Here is an interesting situation, almost unimaginable.
You are approaching your 60th birthday and are about to be surprised by an unexpected inheritance from a wealthy relative that you barely remember.
Many years ago your great Aunt, who was always rather odd, left you some money.
She stipulated that you could only access the balance of the funds when you are 60 years old, 40 years on from when the money was deposited.
The good news is that the initial capital she left was $10 million, a huge sum even if nobody quite knew how she came to be so wealthy. The bad news is that the $10 million capital has lost value to the tune of 1.3% a year.
Bummer. Not only did you have to wait to be rich, but also each year there were 1.3% fewer funds. Still, in a few months time when you reach 60 there will be a bank cheque for $6 million in the post, more than enough for a world cruise or two and a luxurious retirement.
Your younger brother was less fortunate. The dowager only bequeathed $1 million to him under the same rules. He has to wait longer for his funds and gets a much smaller cheque of $593,000.
A tidy sum for sure but not quite enough to fund his retirement.
Your three cousins, who soon found out about the unexpected inheritance, were also hoping for something from this distant relative that they only just realized they had. Sure enough, she did not forget them and deposited $100,000 each for when they reach their 60th birthday. They get $59,250 — certainly better than a kick in the teeth but hardly a pension fund.
On the first of your world cruises you mull over the odd situation of financial capital failing to appreciate.

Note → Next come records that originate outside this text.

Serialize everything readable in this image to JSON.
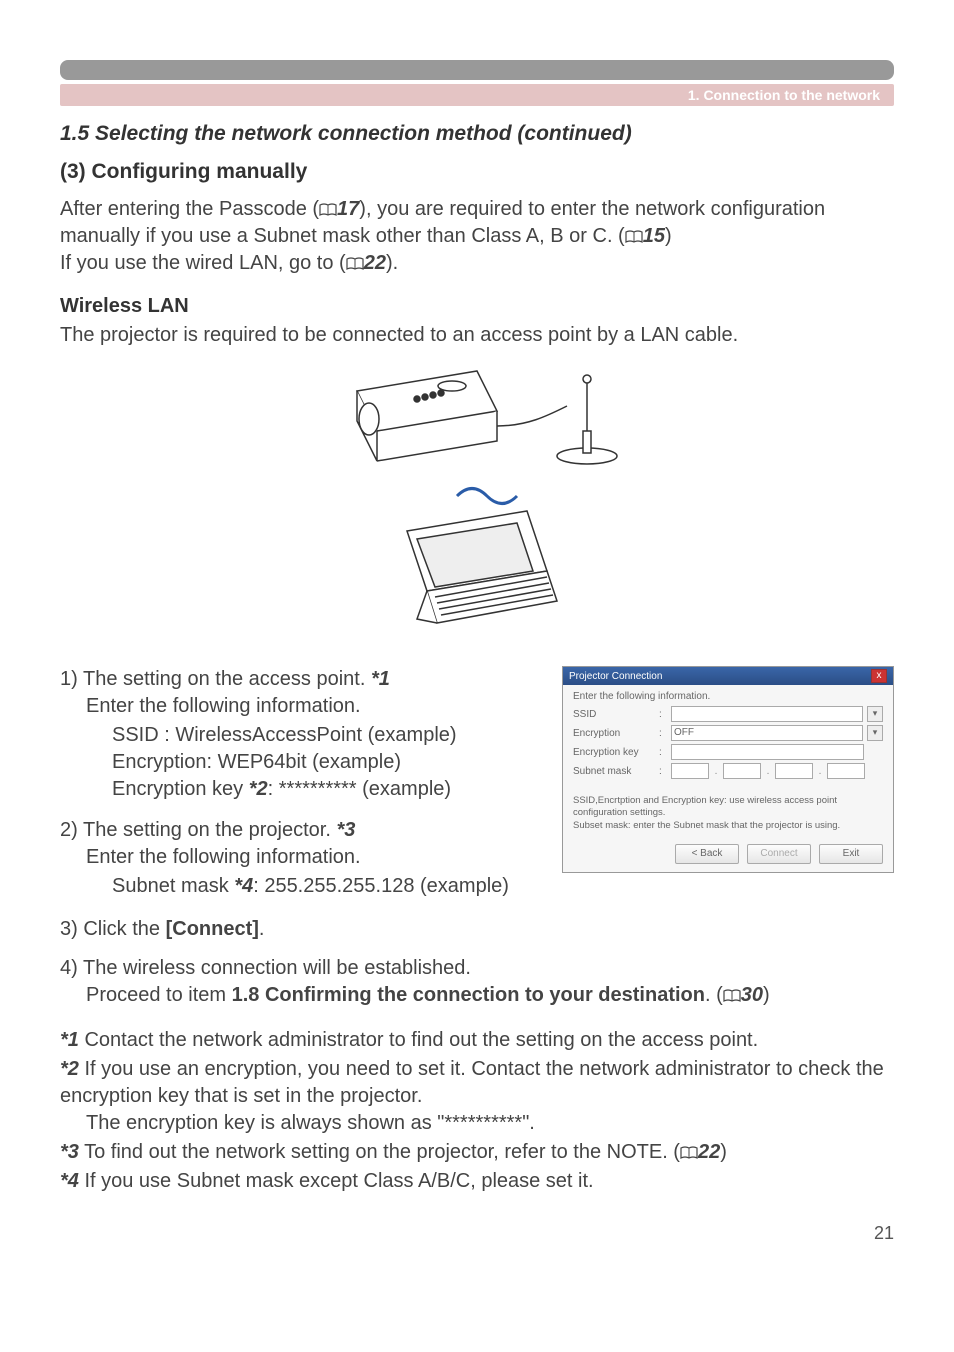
{
  "sectionBar": "1. Connection to the network",
  "title": "1.5 Selecting the network connection method (continued)",
  "sub3": "(3) Configuring manually",
  "para1_a": "After entering the Passcode (",
  "ref17": "17",
  "para1_b": "), you are required to enter the network configuration manually if you use a Subnet mask other than Class A, B or C. (",
  "ref15": "15",
  "para1_c": ")",
  "para1_d": "If you use the wired LAN, go to (",
  "ref22": "22",
  "para1_e": ").",
  "wlanHeading": "Wireless LAN",
  "wlanPara": "The projector is required to be connected to an access point by a LAN cable.",
  "step1_line1a": "1) The setting on the access point. ",
  "step1_star": "*1",
  "step1_line2": "Enter the following information.",
  "step1_ssid": "SSID : WirelessAccessPoint (example)",
  "step1_enc": "Encryption: WEP64bit (example)",
  "step1_key_a": "Encryption key ",
  "step1_key_star": "*2",
  "step1_key_b": ": ********** (example)",
  "step2_line1a": "2) The setting on the projector. ",
  "step2_star": "*3",
  "step2_line2": "Enter the following information.",
  "step2_mask_a": "Subnet mask ",
  "step2_mask_star": "*4",
  "step2_mask_b": ": 255.255.255.128 (example)",
  "step3_a": "3) Click the ",
  "step3_b": "[Connect]",
  "step3_c": ".",
  "step4_line1": "4) The wireless connection will be established.",
  "step4_line2a": "Proceed to item ",
  "step4_line2b": "1.8 Confirming the connection to your destination",
  "step4_line2c": ". (",
  "ref30": "30",
  "step4_line2d": ")",
  "fn1_star": "*1",
  "fn1": " Contact the network administrator to find out the setting on the access point.",
  "fn2_star": "*2",
  "fn2a": " If you use an encryption, you need to set it. Contact the network administrator to check the encryption key that is set in the projector.",
  "fn2b": "The encryption key is always shown as \"**********\".",
  "fn3_star": "*3",
  "fn3a": " To find out the network setting on the projector, refer to the NOTE. (",
  "fn3b": ")",
  "fn4_star": "*4",
  "fn4": " If you use Subnet mask except Class A/B/C, please set it.",
  "pageNum": "21",
  "dialog": {
    "title": "Projector Connection",
    "instr": "Enter the following information.",
    "lblSSID": "SSID",
    "lblEnc": "Encryption",
    "valEnc": "OFF",
    "lblKey": "Encryption key",
    "lblMask": "Subnet mask",
    "note1": "SSID,Encrtption and Encryption key: use wireless access point configuration settings.",
    "note2": "Subset mask: enter the Subnet mask that the projector is using.",
    "btnBack": "< Back",
    "btnConnect": "Connect",
    "btnExit": "Exit"
  }
}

What if your retirement savings, that before your great slice of luck were your only means of support in old age, were being eroded at 1.3% a year?

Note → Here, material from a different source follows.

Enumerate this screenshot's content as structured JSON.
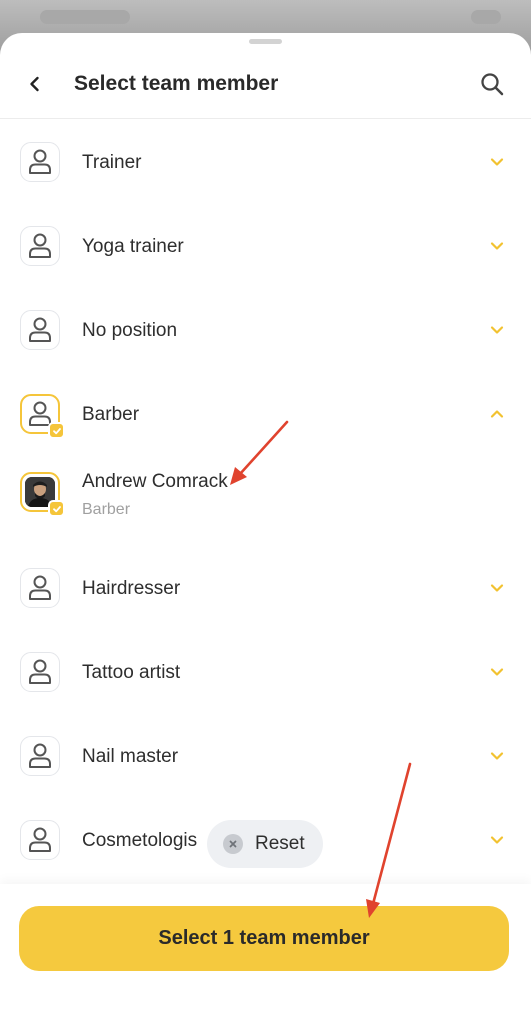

Each year the amount you had saved up went down a bit, not much admittedly but it went down. Likely you would seek to reinvest your capital quick smart rather than run the risk of not having enough funds for your retirement. Also likely you would fire your investment analyst and rant at everyone you could, looking for a scapegoat for such a fundamental error.
And what bad news it was for your brother. If he had known about that $1 million all those years ago and invested it wisely he would have more money than you right now.

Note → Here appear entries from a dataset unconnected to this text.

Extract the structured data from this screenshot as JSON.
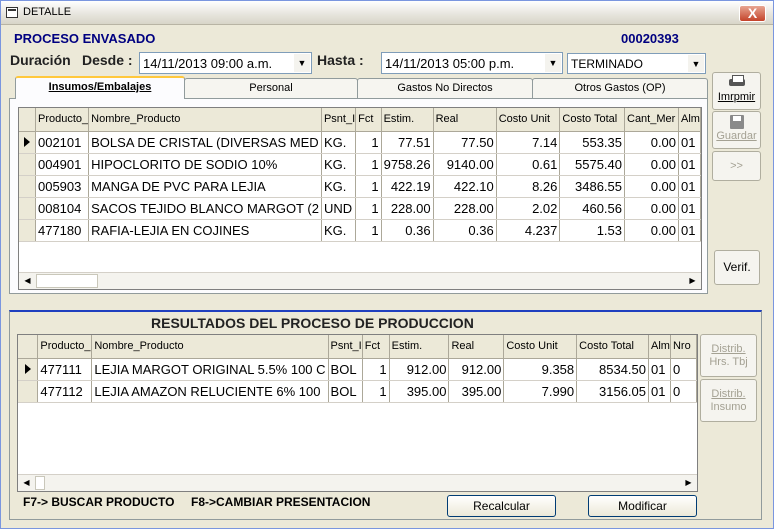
{
  "window": {
    "title": "DETALLE",
    "close_label": "X"
  },
  "header": {
    "process_label": "PROCESO ENVASADO",
    "process_number": "00020393",
    "duration_label": "Duración",
    "from_label": "Desde :",
    "from_value": "14/11/2013 09:00 a.m.",
    "to_label": "Hasta :",
    "to_value": "14/11/2013 05:00 p.m.",
    "status_value": "TERMINADO"
  },
  "tabs": [
    {
      "label": "Insumos/Embalajes",
      "active": true
    },
    {
      "label": "Personal"
    },
    {
      "label": "Gastos No Directos"
    },
    {
      "label": "Otros Gastos (OP)"
    }
  ],
  "inputs_grid": {
    "columns": [
      "Producto_",
      "Nombre_Producto",
      "Psnt_I",
      "Fct",
      "Estim.",
      "Real",
      "Costo Unit",
      "Costo Total",
      "Cant_Mer",
      "Alm"
    ],
    "rows": [
      [
        "002101",
        "BOLSA DE CRISTAL (DIVERSAS MED",
        "KG.",
        "1",
        "77.51",
        "77.50",
        "7.14",
        "553.35",
        "0.00",
        "01"
      ],
      [
        "004901",
        "HIPOCLORITO DE SODIO 10%",
        "KG.",
        "1",
        "9758.26",
        "9140.00",
        "0.61",
        "5575.40",
        "0.00",
        "01"
      ],
      [
        "005903",
        "MANGA DE PVC PARA LEJIA",
        "KG.",
        "1",
        "422.19",
        "422.10",
        "8.26",
        "3486.55",
        "0.00",
        "01"
      ],
      [
        "008104",
        "SACOS TEJIDO BLANCO MARGOT (2",
        "UND",
        "1",
        "228.00",
        "228.00",
        "2.02",
        "460.56",
        "0.00",
        "01"
      ],
      [
        "477180",
        "RAFIA-LEJIA EN COJINES",
        "KG.",
        "1",
        "0.36",
        "0.36",
        "4.237",
        "1.53",
        "0.00",
        "01"
      ]
    ]
  },
  "side_buttons": {
    "print_label": "Imrpmir",
    "save_label": "Guardar",
    "next_label": ">>",
    "verify_label": "Verif."
  },
  "results": {
    "title": "RESULTADOS DEL PROCESO DE PRODUCCION",
    "columns": [
      "Producto_",
      "Nombre_Producto",
      "Psnt_I",
      "Fct",
      "Estim.",
      "Real",
      "Costo Unit",
      "Costo Total",
      "Alm",
      "Nro"
    ],
    "rows": [
      [
        "477111",
        "LEJIA MARGOT ORIGINAL 5.5% 100 C",
        "BOL",
        "1",
        "912.00",
        "912.00",
        "9.358",
        "8534.50",
        "01",
        "0"
      ],
      [
        "477112",
        "LEJIA AMAZON RELUCIENTE 6% 100",
        "BOL",
        "1",
        "395.00",
        "395.00",
        "7.990",
        "3156.05",
        "01",
        "0"
      ]
    ],
    "distrib_hours_label_1": "Distrib.",
    "distrib_hours_label_2": "Hrs. Tbj",
    "distrib_input_label_1": "Distrib.",
    "distrib_input_label_2": "Insumo"
  },
  "footer": {
    "hint_search": "F7-> BUSCAR PRODUCTO",
    "hint_change": "F8->CAMBIAR PRESENTACION",
    "recalc_label": "Recalcular",
    "modify_label": "Modificar"
  }
}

As you sip a G&T on the sundeck you can’t help thinking it funny what we take for granted.
Another unexpected thing
Soil scientists have estimated that the amount of carbon in agricultural soils in Australia has declined by 51% in the last 40 years — that is 1.3% a year.
Soil carbon is a critical environmental asset that drives plant growth because carbon fuels soil biological activity, promotes soil structure, aids infiltration and moisture retention and supports nutrient exchange. Handy material to have and not something to be squandered.
What is worse is that science has little idea about the initial carbon stocks [the capital]. It might have been the equivalent of $10 million in which case we can keep going for a while.
We might even have time to reinvest by adopting smart agricultural practices and get the capital to appreciate again.
The worry is that we may be as uninformed and as poorly off as your cousins.
Here is the original scientific reference for loss of soil carbon [you can find a copy on Google Scholar]:
Zhongkui Luo, Enli Wang, & Osbert Jianxin Sun (2010) Soil carbon change and its responses to agricultural practices in Australian agro-ecosystems: A review and synthesis. Geoderma 155 (2010) 211–223.
And some more articles on soil carbon
Carbon in Soil – Why Organic Carbon is So Important